[WORKING DATA]

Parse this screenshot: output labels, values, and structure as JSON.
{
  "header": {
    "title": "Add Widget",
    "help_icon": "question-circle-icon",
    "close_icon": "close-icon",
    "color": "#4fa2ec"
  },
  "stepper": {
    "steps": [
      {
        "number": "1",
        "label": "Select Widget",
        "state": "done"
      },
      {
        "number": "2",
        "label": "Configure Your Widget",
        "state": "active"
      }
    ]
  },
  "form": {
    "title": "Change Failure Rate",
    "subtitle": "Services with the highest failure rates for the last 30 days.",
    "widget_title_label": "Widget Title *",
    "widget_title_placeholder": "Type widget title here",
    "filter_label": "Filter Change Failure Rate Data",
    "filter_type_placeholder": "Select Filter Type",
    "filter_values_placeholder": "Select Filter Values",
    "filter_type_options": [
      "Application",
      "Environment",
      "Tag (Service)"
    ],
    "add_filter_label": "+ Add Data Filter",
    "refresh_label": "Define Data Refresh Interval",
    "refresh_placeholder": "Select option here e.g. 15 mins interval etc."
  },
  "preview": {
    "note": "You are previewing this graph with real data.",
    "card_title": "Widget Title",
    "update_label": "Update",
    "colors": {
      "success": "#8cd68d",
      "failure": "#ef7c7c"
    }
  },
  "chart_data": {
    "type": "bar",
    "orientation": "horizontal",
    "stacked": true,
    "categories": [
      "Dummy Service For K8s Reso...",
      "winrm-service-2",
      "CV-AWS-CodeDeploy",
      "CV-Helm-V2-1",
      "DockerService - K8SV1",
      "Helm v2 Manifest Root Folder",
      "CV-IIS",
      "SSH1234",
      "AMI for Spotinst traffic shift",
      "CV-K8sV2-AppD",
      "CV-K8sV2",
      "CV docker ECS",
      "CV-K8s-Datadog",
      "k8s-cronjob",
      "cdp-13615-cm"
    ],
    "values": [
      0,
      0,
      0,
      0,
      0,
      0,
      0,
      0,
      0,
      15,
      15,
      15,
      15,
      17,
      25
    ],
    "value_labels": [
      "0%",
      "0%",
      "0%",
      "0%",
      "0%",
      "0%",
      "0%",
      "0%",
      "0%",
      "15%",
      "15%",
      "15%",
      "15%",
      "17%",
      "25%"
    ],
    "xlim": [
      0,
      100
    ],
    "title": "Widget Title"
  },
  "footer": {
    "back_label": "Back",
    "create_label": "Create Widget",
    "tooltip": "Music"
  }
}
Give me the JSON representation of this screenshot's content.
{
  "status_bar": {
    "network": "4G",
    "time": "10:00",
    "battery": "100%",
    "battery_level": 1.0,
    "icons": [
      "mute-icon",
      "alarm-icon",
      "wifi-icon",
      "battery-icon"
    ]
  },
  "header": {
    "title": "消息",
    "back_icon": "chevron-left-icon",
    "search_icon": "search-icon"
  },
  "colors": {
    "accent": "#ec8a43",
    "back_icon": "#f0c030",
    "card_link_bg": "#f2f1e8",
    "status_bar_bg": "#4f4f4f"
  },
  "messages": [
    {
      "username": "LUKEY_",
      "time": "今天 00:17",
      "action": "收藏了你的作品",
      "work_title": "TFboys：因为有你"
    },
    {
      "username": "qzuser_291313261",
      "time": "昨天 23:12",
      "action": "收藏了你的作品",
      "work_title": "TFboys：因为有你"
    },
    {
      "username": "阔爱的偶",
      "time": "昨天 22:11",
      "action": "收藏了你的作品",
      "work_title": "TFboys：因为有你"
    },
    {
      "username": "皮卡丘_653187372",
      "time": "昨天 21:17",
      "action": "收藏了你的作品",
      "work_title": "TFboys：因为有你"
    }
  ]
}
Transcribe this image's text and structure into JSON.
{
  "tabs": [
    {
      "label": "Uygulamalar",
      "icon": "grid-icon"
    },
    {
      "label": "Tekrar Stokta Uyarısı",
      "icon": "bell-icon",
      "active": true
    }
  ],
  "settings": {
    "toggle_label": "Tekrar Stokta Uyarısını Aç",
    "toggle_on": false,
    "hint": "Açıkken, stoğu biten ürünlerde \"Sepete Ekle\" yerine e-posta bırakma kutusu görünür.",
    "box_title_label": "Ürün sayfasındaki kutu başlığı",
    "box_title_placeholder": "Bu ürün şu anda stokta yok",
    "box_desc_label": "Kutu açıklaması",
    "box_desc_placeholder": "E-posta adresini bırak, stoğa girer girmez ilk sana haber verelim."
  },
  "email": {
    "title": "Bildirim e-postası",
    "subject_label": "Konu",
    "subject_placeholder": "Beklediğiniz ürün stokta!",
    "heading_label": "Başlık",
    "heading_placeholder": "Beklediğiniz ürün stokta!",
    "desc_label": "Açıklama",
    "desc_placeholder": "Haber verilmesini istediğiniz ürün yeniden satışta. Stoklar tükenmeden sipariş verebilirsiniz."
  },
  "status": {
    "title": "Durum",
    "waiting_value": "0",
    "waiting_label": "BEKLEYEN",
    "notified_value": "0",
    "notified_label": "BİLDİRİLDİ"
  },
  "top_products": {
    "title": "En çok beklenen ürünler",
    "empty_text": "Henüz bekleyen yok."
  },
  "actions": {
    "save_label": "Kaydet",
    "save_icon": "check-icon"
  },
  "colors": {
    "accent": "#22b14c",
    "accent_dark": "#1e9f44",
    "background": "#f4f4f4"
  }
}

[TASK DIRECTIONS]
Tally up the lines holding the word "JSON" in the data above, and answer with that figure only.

[FINAL ANSWER]
3